- **Data**
Segment Open
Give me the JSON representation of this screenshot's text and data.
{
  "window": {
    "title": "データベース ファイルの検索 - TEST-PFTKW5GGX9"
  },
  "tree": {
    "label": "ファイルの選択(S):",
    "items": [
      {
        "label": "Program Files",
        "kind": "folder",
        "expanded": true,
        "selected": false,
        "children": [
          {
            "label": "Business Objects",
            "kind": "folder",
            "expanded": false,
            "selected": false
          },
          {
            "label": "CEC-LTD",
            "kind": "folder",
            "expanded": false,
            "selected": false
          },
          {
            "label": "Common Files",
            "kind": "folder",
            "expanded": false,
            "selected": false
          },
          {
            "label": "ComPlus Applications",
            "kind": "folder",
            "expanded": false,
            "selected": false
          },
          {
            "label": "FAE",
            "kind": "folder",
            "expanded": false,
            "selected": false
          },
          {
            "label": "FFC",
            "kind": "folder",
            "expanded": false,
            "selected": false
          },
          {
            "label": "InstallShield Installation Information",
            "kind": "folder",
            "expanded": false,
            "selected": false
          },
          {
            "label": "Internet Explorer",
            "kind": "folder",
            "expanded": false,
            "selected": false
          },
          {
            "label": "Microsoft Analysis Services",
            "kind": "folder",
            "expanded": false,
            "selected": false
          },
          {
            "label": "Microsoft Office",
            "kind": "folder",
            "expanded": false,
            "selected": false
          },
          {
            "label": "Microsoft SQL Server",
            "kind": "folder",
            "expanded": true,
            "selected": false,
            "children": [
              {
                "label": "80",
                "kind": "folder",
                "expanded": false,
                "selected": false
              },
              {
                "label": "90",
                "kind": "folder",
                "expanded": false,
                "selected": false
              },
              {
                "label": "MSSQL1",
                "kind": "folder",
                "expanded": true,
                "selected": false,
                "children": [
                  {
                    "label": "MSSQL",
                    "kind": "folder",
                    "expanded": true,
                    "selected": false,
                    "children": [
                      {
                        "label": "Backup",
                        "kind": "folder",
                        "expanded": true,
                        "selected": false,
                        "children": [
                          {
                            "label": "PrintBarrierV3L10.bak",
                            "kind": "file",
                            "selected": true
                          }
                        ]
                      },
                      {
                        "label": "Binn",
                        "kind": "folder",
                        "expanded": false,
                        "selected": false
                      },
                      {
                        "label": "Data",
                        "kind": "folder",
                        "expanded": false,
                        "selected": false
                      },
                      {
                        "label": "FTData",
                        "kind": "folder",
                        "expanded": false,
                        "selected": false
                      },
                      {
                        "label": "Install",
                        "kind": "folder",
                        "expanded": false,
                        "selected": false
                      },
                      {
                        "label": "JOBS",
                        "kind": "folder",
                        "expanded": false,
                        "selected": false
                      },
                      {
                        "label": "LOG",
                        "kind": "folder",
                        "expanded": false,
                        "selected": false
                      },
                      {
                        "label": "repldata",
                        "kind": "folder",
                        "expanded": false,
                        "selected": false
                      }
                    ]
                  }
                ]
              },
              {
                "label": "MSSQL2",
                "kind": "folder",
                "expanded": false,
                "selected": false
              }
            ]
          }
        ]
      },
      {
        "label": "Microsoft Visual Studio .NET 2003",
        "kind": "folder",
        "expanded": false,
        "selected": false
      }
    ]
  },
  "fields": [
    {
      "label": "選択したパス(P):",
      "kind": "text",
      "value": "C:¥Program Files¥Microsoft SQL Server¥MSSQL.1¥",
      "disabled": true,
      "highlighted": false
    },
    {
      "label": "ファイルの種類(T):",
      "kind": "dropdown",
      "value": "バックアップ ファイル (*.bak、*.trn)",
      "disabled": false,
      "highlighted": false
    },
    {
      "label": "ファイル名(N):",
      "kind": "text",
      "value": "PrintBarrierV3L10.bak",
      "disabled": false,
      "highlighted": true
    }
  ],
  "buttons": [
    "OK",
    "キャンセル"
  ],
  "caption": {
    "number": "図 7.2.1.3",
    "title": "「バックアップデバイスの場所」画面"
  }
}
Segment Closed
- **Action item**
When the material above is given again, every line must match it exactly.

- **Answer box**
Give me the JSON representation of this screenshot's text and data.
{
  "window": {
    "title": "データベース ファイルの検索 - TEST-PFTKW5GGX9"
  },
  "tree": {
    "label": "ファイルの選択(S):",
    "items": [
      {
        "label": "Program Files",
        "kind": "folder",
        "expanded": true,
        "selected": false,
        "children": [
          {
            "label": "Business Objects",
            "kind": "folder",
            "expanded": false,
            "selected": false
          },
          {
            "label": "CEC-LTD",
            "kind": "folder",
            "expanded": false,
            "selected": false
          },
          {
            "label": "Common Files",
            "kind": "folder",
            "expanded": false,
            "selected": false
          },
          {
            "label": "ComPlus Applications",
            "kind": "folder",
            "expanded": false,
            "selected": false
          },
          {
            "label": "FAE",
            "kind": "folder",
            "expanded": false,
            "selected": false
          },
          {
            "label": "FFC",
            "kind": "folder",
            "expanded": false,
            "selected": false
          },
          {
            "label": "InstallShield Installation Information",
            "kind": "folder",
            "expanded": false,
            "selected": false
          },
          {
            "label": "Internet Explorer",
            "kind": "folder",
            "expanded": false,
            "selected": false
          },
          {
            "label": "Microsoft Analysis Services",
            "kind": "folder",
            "expanded": false,
            "selected": false
          },
          {
            "label": "Microsoft Office",
            "kind": "folder",
            "expanded": false,
            "selected": false
          },
          {
            "label": "Microsoft SQL Server",
            "kind": "folder",
            "expanded": true,
            "selected": false,
            "children": [
              {
                "label": "80",
                "kind": "folder",
                "expanded": false,
                "selected": false
              },
              {
                "label": "90",
                "kind": "folder",
                "expanded": false,
                "selected": false
              },
              {
                "label": "MSSQL1",
                "kind": "folder",
                "expanded": true,
                "selected": false,
                "children": [
                  {
                    "label": "MSSQL",
                    "kind": "folder",
                    "expanded": true,
                    "selected": false,
                    "children": [
                      {
                        "label": "Backup",
                        "kind": "folder",
                        "expanded": true,
                        "selected": false,
                        "children": [
                          {
                            "label": "PrintBarrierV3L10.bak",
                            "kind": "file",
                            "selected": true
                          }
                        ]
                      },
                      {
                        "label": "Binn",
                        "kind": "folder",
                        "expanded": false,
                        "selected": false
                      },
                      {
                        "label": "Data",
                        "kind": "folder",
                        "expanded": false,
                        "selected": false
                      },
                      {
                        "label": "FTData",
                        "kind": "folder",
                        "expanded": false,
                        "selected": false
                      },
                      {
                        "label": "Install",
                        "kind": "folder",
                        "expanded": false,
                        "selected": false
                      },
                      {
                        "label": "JOBS",
                        "kind": "folder",
                        "expanded": false,
                        "selected": false
                      },
                      {
                        "label": "LOG",
                        "kind": "folder",
                        "expanded": false,
                        "selected": false
                      },
                      {
                        "label": "repldata",
                        "kind": "folder",
                        "expanded": false,
                        "selected": false
                      }
                    ]
                  }
                ]
              },
              {
                "label": "MSSQL2",
                "kind": "folder",
                "expanded": false,
                "selected": false
              }
            ]
          }
        ]
      },
      {
        "label": "Microsoft Visual Studio .NET 2003",
        "kind": "folder",
        "expanded": false,
        "selected": false
      }
    ]
  },
  "fields": [
    {
      "label": "選択したパス(P):",
      "kind": "text",
      "value": "C:¥Program Files¥Microsoft SQL Server¥MSSQL.1¥",
      "disabled": true,
      "highlighted": false
    },
    {
      "label": "ファイルの種類(T):",
      "kind": "dropdown",
      "value": "バックアップ ファイル (*.bak、*.trn)",
      "disabled": false,
      "highlighted": false
    },
    {
      "label": "ファイル名(N):",
      "kind": "text",
      "value": "PrintBarrierV3L10.bak",
      "disabled": false,
      "highlighted": true
    }
  ],
  "buttons": [
    "OK",
    "キャンセル"
  ],
  "caption": {
    "number": "図 7.2.1.3",
    "title": "「バックアップデバイスの場所」画面"
  }
}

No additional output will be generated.